What Is Primary Bedwetting?

Children get often teased within their families if they are experiencing bedwetting, when they pee while asleep making the bed wet (hence the term). However, bedwetting is more than just "a part of childhood." Also known as nocturnal enuresis, bedwetting is the involuntary passage of urine while asleep.

There are two types of this: primary and secondary. Primary bedwetting is generally viewed that it is cause by a delay in the nervous system’s maturation, when the sleep arousal centers of the brain fails to recognize the neurologic messages sent the by the full bladder. Normally, having a full bladder while asleep constricts your urine passageway, but this does not happen if a child is bedwetting.


Approximately 20 percent of children at 5 years of age have wet the bed at least once a month, with about 5 percent of males and 1 percent of females wetting nightly. By the age of 6, the numbers reduce to 10 percent of bedwetting children, most of them are boys. The number of bedwetters are diminished by half each year after 5 years of age. Heredity also plays a role in this condition. If a parent was a bedwetter as a child, the offspring has a 45 percent chance of developing primary enuresis as well.

Problems in primary bedwetting

Children suffering from primary bedwetting are often unable to recognize neurologic messages sent by the full bladder to the sleep arousal centers of the brain. They also have smaller bladders compared to other children who do not have bedwetting issues. Parents often believe that primary bedwetting is emotional in natural, however no medical or scientific studies have proved of such claims.

Treatment for primary bedwetting

Bedwetting problems can be solved through time.
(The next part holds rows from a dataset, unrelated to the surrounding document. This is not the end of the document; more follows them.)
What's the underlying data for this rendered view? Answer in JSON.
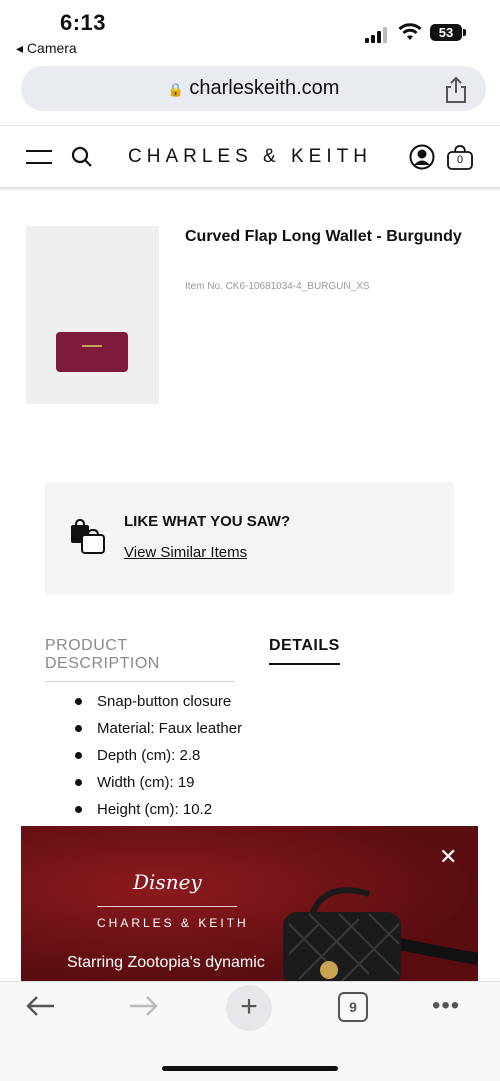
{
  "status": {
    "time": "6:13",
    "back_app": "◂ Camera",
    "battery": "53"
  },
  "browser": {
    "url": "charleskeith.com",
    "tab_count": "9"
  },
  "header": {
    "logo": "CHARLES & KEITH",
    "cart_count": "0"
  },
  "product": {
    "name": "Curved Flap Long Wallet - Burgundy",
    "item_no": "Item No. CK6-10681034-4_BURGUN_XS",
    "color": "#7e1b3c"
  },
  "similar": {
    "title": "LIKE WHAT YOU SAW?",
    "link": "View Similar Items"
  },
  "tabs": {
    "description": "PRODUCT DESCRIPTION",
    "details": "DETAILS"
  },
  "details": [
    "Snap-button closure",
    "Material: Faux leather",
    "Depth (cm): 2.8",
    "Width (cm): 19",
    "Height (cm): 10.2"
  ],
  "promo": {
    "brand": "Disney",
    "partner": "CHARLES & KEITH",
    "tagline": "Starring Zootopia's dynamic",
    "bg_color": "#6b1114"
  }
}
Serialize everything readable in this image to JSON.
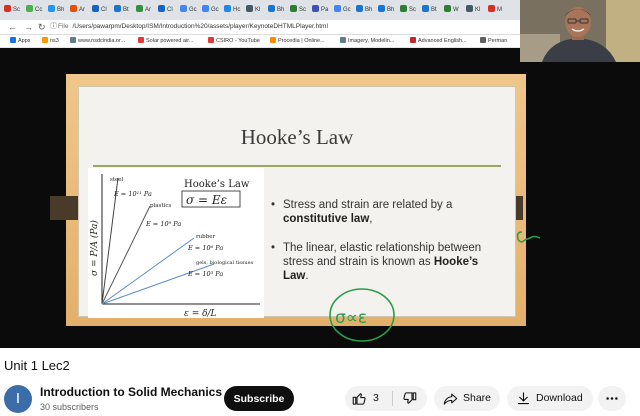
{
  "browser": {
    "tabs": [
      "Sc",
      "Cc",
      "Bh",
      "Ar",
      "Cl",
      "Bt",
      "Ar",
      "Cl",
      "Gc",
      "Gc",
      "Hc",
      "Kl",
      "Bh",
      "Sc",
      "Pa",
      "Gc",
      "Bh",
      "Bh",
      "Sc",
      "Bt",
      "W",
      "Kl",
      "M"
    ],
    "tab_colors": [
      "#d93025",
      "#4caf50",
      "#2196f3",
      "#e65100",
      "#1565c0",
      "#1976d2",
      "#388e3c",
      "#1565c0",
      "#4285f4",
      "#4285f4",
      "#1e88e5",
      "#455a64",
      "#1976d2",
      "#2e7d32",
      "#3f51b5",
      "#4285f4",
      "#1976d2",
      "#1976d2",
      "#2e7d32",
      "#1976d2",
      "#2e7d32",
      "#455a64",
      "#d93025"
    ],
    "url_prefix": "File",
    "url": "/Users/pawarpm/Desktop/ISM/Introduction%20/assets/player/KeynoteDHTMLPlayer.html",
    "bookmarks": [
      "Apps",
      "ns3",
      "www.nsdcindia.or...",
      "Solar powered air...",
      "CSIRO - YouTube",
      "Procedia | Online...",
      "Imagery, Modelin...",
      "Advanced English...",
      "Perman"
    ],
    "bookmark_colors": [
      "#1a73e8",
      "#ff9800",
      "#607d8b",
      "#e53935",
      "#e53935",
      "#fb8c00",
      "#607d8b",
      "#c62828",
      "#616161"
    ]
  },
  "slide": {
    "title": "Hooke’s Law",
    "figure": {
      "ylabel": "σ = P/A (Pa)",
      "xlabel": "ε = δ/L",
      "legend_title": "Hooke’s Law",
      "formula": "σ = Eε",
      "labels": [
        "steel",
        "E = 10¹¹ Pa",
        "plastics",
        "E = 10⁹ Pa",
        "rubber",
        "E = 10⁶ Pa",
        "gels, biological tissues",
        "E = 10³ Pa"
      ]
    },
    "bullets": [
      {
        "before": "Stress and strain are related by a ",
        "bold": "constitutive law",
        "after": ","
      },
      {
        "before": "The linear, elastic relationship between stress and strain is known as ",
        "bold": "Hooke’s Law",
        "after": "."
      }
    ],
    "annotation": "σ∝ε",
    "ink_color": "#2a9d4a"
  },
  "video": {
    "title": "Unit 1 Lec2"
  },
  "channel": {
    "avatar_letter": "I",
    "name": "Introduction to Solid Mechanics",
    "subscribers": "30 subscribers"
  },
  "actions": {
    "subscribe": "Subscribe",
    "like_count": "3",
    "share": "Share",
    "download": "Download"
  },
  "icons": [
    "back-icon",
    "forward-icon",
    "reload-icon",
    "info-icon",
    "like-icon",
    "dislike-icon",
    "share-icon",
    "download-icon",
    "more-icon"
  ]
}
However, many parents tend to get frustrated with their children’s bedwetting that it has become an interference to the kids’ self-esteem as well as attending certain social events like camping or sleepovers.

If a child has primary enuresis, he or she should consult a physician and discuss about treatment options, although it should be noted that primary enuresis can be a normal developmental stage. Parents can also train their child to use the toilet when they feel they need to pee during sleep time, but that takes time and patience to succeed.

Preventive measures can also be done for the child to treat or at least deal with bedwetting, such as restricting fluid intake before bedtime, covering the mattress with plastic, use of bedwetting alarms that goes off when it senses urine, and even bladder-stretching exercises. Medications can also be taken such as desmopressin acetate and imipramine.

Both have been shown to be very effective at temporarily treat the nighttime urination, but not when it comes to "curing" the enuresis. These medications can be used by the child if he or she is not sleeping at home, since the associated trauma of bedwetting in those settings is unavoidable.